If I were to have guessed out of the blue before reading the article I would’ve thought that some bad team like the Marlins had the most equal pay (i.e. no one makes anything). But one outlier like Giancarlo Stanton, of course, throws that off. Same with the Phillies and Ryan Howard. The Astros would’ve been another strong guess, I figured, based on all of their rookies and the fact that they were a bad team last year. But nope. It’s actually a good team, with veterans, that has been good for a couple of years that has the flattest payroll:
A Big Crunch analysis shows the Royals’ payroll is the most equally distributed among its players, based on the average yearly pay for their current contracts.
So the team most people think is named after monarchy (it’s actually named after a livestock show, but never mind that for a moment) is the most commie team out there. Good to know!

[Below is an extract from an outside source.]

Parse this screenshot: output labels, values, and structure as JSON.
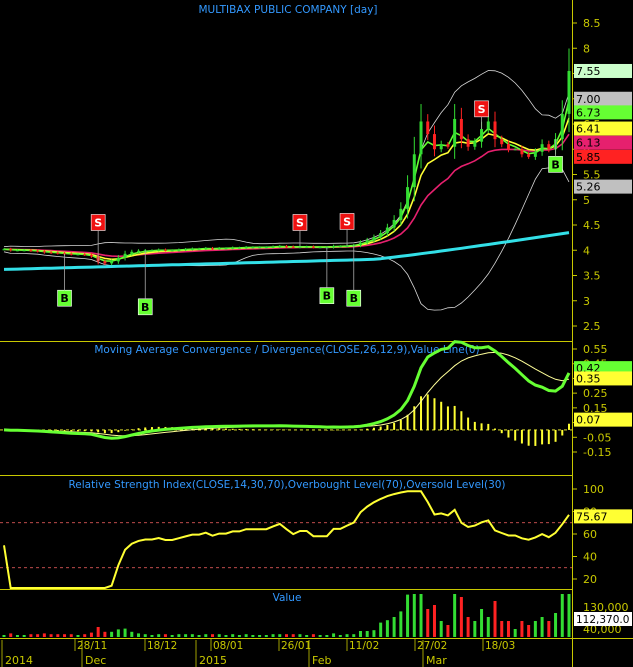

The Big Crunch makes an argument that, perhaps, flat salaries on a sports team lead to better sports teams due to various psychological factors. I’m not sure I buy that, but the argument is there for your edification.